* [RECORDS SUPPLIED]:
-*-
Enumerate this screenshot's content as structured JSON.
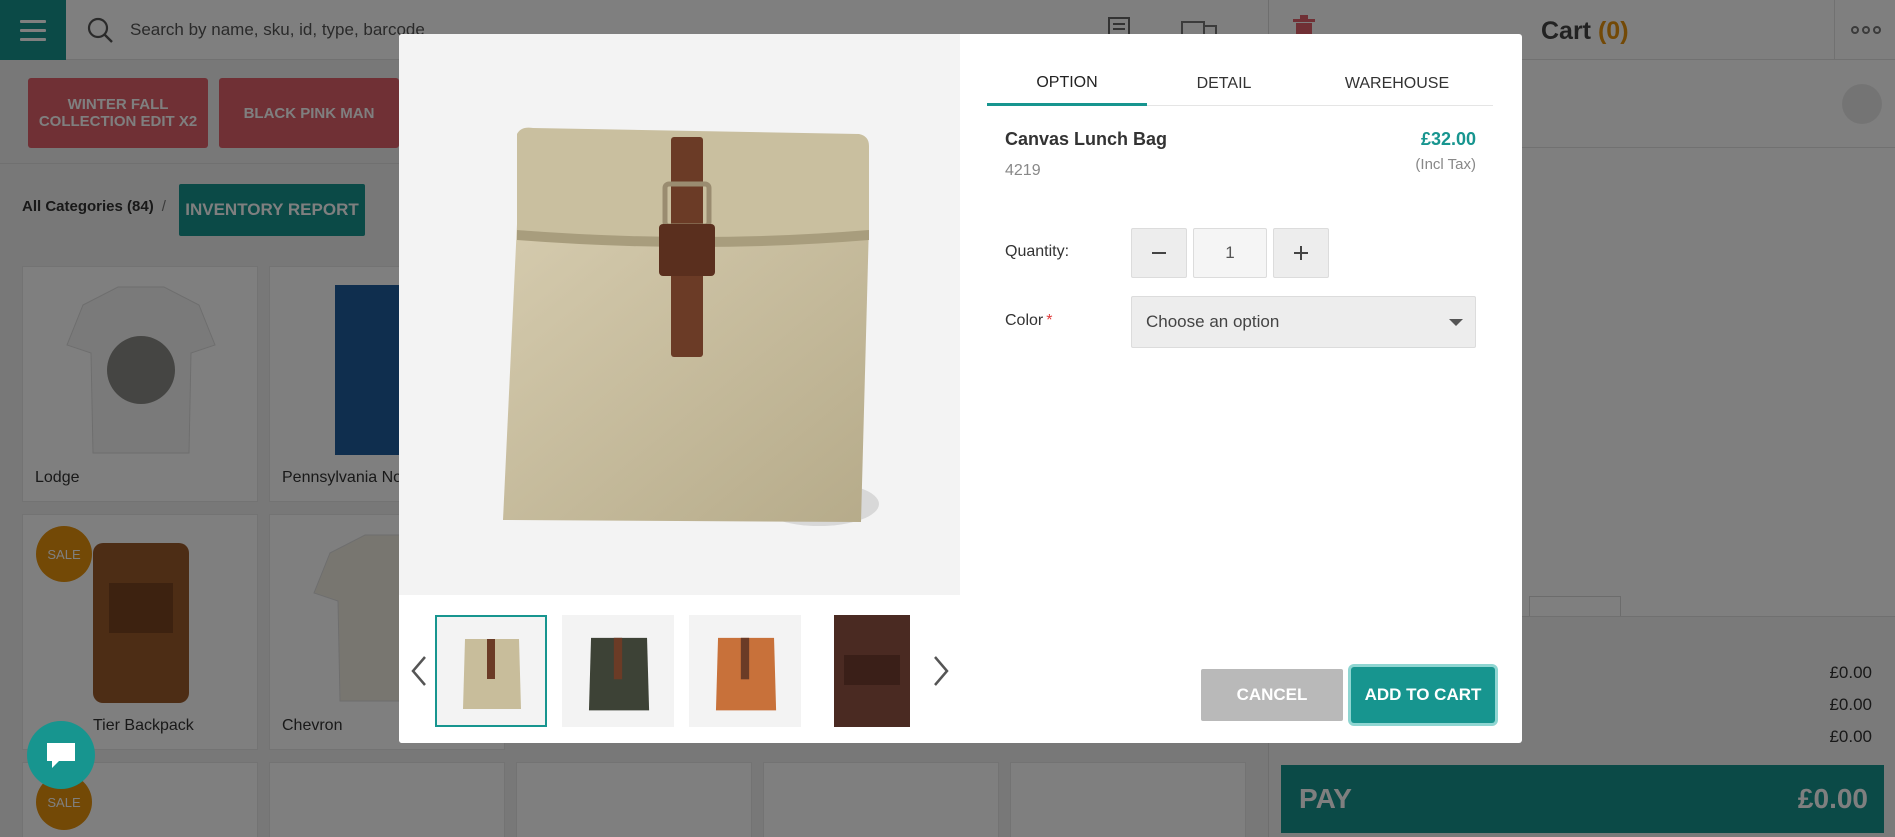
{
  "search": {
    "placeholder": "Search by name, sku, id, type, barcode"
  },
  "cart": {
    "title": "Cart",
    "count": "(0)"
  },
  "totals": {
    "lines": [
      "£0.00",
      "£0.00",
      "£0.00"
    ],
    "pay_label": "PAY",
    "pay_amount": "£0.00"
  },
  "tags": [
    {
      "label": "WINTER FALL COLLECTION EDIT X2"
    },
    {
      "label": "BLACK PINK MAN"
    }
  ],
  "breadcrumb": {
    "category": "All Categories (84)",
    "separator": "/"
  },
  "inventory_button": "INVENTORY REPORT",
  "products": [
    {
      "name": "Lodge",
      "sale": ""
    },
    {
      "name": "Pennsylvania No",
      "sale": ""
    },
    {
      "name": "Tier Backpack",
      "sale": "SALE"
    },
    {
      "name": "Chevron",
      "sale": ""
    }
  ],
  "sale_badge": "SALE",
  "modal": {
    "tabs": [
      "OPTION",
      "DETAIL",
      "WAREHOUSE"
    ],
    "active_tab": "OPTION",
    "product": {
      "name": "Canvas Lunch Bag",
      "sku": "4219",
      "price": "£32.00",
      "tax_note": "(Incl Tax)"
    },
    "quantity_label": "Quantity:",
    "quantity": "1",
    "color_label": "Color",
    "required_mark": "*",
    "color_placeholder": "Choose an option",
    "cancel_label": "CANCEL",
    "add_label": "ADD TO CART",
    "thumbnails": [
      {
        "color": "#c8bd9b",
        "selected": true
      },
      {
        "color": "#3d4236",
        "selected": false
      },
      {
        "color": "#c8713a",
        "selected": false
      },
      {
        "color": "#4a2a22",
        "selected": false
      }
    ]
  },
  "colors": {
    "accent": "#17958f",
    "orange": "#e6920d",
    "tag": "#e0606b"
  }
}
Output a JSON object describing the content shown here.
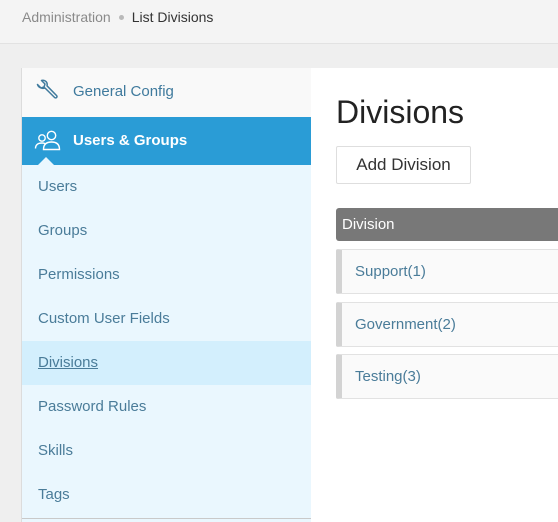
{
  "breadcrumb": {
    "parent": "Administration",
    "current": "List Divisions"
  },
  "sidebar": {
    "sections": [
      {
        "label": "General Config",
        "icon": "wrench-icon"
      },
      {
        "label": "Users & Groups",
        "icon": "users-icon",
        "active": true
      }
    ],
    "items": [
      {
        "label": "Users"
      },
      {
        "label": "Groups"
      },
      {
        "label": "Permissions"
      },
      {
        "label": "Custom User Fields"
      },
      {
        "label": "Divisions",
        "active": true
      },
      {
        "label": "Password Rules"
      },
      {
        "label": "Skills"
      },
      {
        "label": "Tags"
      }
    ]
  },
  "main": {
    "title": "Divisions",
    "add_button": "Add Division",
    "table": {
      "header": "Division",
      "rows": [
        {
          "label": "Support(1)"
        },
        {
          "label": "Government(2)"
        },
        {
          "label": "Testing(3)"
        }
      ]
    }
  },
  "colors": {
    "accent": "#2a9cd6",
    "link": "#4a7c99",
    "active_item_bg": "#d3effd",
    "sidebar_bg": "#eaf7fe",
    "table_header_bg": "#787878"
  }
}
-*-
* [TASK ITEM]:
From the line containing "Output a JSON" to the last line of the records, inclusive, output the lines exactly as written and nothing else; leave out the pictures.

* [RESPONSE TO THIS TASK]:
Output a JSON object describing the content shown here.
{
  "breadcrumb": {
    "parent": "Administration",
    "current": "List Divisions"
  },
  "sidebar": {
    "sections": [
      {
        "label": "General Config",
        "icon": "wrench-icon"
      },
      {
        "label": "Users & Groups",
        "icon": "users-icon",
        "active": true
      }
    ],
    "items": [
      {
        "label": "Users"
      },
      {
        "label": "Groups"
      },
      {
        "label": "Permissions"
      },
      {
        "label": "Custom User Fields"
      },
      {
        "label": "Divisions",
        "active": true
      },
      {
        "label": "Password Rules"
      },
      {
        "label": "Skills"
      },
      {
        "label": "Tags"
      }
    ]
  },
  "main": {
    "title": "Divisions",
    "add_button": "Add Division",
    "table": {
      "header": "Division",
      "rows": [
        {
          "label": "Support(1)"
        },
        {
          "label": "Government(2)"
        },
        {
          "label": "Testing(3)"
        }
      ]
    }
  },
  "colors": {
    "accent": "#2a9cd6",
    "link": "#4a7c99",
    "active_item_bg": "#d3effd",
    "sidebar_bg": "#eaf7fe",
    "table_header_bg": "#787878"
  }
}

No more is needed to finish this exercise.